- Author: Paula Pashby
I was doing some gardening the other day and saw a bumble bee buzzing around as if in a frenzy. I didn't think it was looking for nectar or pollen because it was buzzing near the ground in an area of our garden that does not have flowers.
My guess was that it was a bumblebee queen looking for a place to nest. So, in excitement, I pulled out a bumblebee nesting box that I was waiting for the right time to use and placed it in the area where she was hovering. This nesting box was built by UCCE Master Gardener-Solano, Tom Tucker, and was used as a display item for the many bee presentations that Tom has given in the area prior to the Covid-19 pandemic.
I did some research and confirmed that my guess was on the mark. According to the UC Davis Häagen-Dazs Honey Bee Haven, the bumblebee queen mates and overwinters by herself usually in a small ground nest. The bumblebee queen then emerges when the temperature is warm enough, usually over 55 degrees Fahrenheit. Once the queen emerges, she looks for a place to nest and lay eggs.
The nesting box I used is shown in the photos at the end of this article. It is weathertight and made from preservative-free lumber with inside dimensions of approximately 7” x 7” x 7”. A tube has been inserted through a hole for an entrance and exit point for the bees. The design is fun as it has a transparent plastic top with a wooden cover that can be pulled off to take a look at the bumblebees without disturbing them.
The box is filled with pieces of string or soft bedding material like nonsynthetic upholsterer's cotton. I placed it in partial shade on top of an old tree stump for a charming addition to the garden. This type of nesting box can also be buried with the tube reaching above ground for entry.
To encourage the bumblebees into the garden, I grow flowers that they are attracted to, such as poppies, sweet peas, bluebells, wild lilac, and plenty of different varieties of salvia.
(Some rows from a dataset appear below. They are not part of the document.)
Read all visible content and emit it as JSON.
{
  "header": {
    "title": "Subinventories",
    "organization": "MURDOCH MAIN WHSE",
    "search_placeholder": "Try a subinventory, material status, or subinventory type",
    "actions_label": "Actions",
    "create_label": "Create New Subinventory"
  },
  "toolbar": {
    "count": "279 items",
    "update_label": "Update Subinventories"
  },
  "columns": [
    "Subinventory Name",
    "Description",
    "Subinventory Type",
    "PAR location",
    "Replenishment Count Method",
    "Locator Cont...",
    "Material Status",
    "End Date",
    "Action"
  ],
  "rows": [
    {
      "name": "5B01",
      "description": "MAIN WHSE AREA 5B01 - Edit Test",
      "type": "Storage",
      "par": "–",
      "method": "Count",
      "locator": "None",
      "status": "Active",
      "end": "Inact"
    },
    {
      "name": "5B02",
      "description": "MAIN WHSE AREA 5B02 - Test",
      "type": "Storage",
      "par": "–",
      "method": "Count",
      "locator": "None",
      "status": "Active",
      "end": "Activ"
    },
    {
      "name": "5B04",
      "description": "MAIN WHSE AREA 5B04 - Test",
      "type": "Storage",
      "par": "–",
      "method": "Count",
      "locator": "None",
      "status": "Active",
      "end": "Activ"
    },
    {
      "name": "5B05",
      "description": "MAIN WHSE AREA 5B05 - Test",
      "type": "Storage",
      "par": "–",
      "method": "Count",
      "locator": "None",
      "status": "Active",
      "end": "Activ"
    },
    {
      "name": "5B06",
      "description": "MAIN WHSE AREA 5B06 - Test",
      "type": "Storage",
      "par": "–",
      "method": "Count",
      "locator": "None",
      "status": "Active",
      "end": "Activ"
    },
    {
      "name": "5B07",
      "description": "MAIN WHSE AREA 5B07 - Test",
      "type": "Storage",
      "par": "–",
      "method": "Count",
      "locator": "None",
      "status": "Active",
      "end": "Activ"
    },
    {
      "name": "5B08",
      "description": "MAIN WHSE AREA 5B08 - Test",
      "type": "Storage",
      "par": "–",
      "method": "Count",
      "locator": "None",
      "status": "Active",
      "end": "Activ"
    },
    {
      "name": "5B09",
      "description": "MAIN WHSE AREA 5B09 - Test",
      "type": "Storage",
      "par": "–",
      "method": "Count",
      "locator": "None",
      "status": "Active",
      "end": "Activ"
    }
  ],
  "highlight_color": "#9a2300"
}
Many bee nesting boxes are available online and in stores. If you would like to build your own bee nesting box, the Xerces Society for Invertebrate Conservation has an easy step-by-step fact sheet called ‘Nests for Native Bees' found at https://www.xerces.org/publications/fact-sheets/nests-for-native-bees. The fact sheet also has information on different types of nesting boxes for our many other native bees.
I am looking forward to seeing happy bumblebees taking up residency in my bumblebee nesting box and hopefully, I will have good photos to share on this blog topic.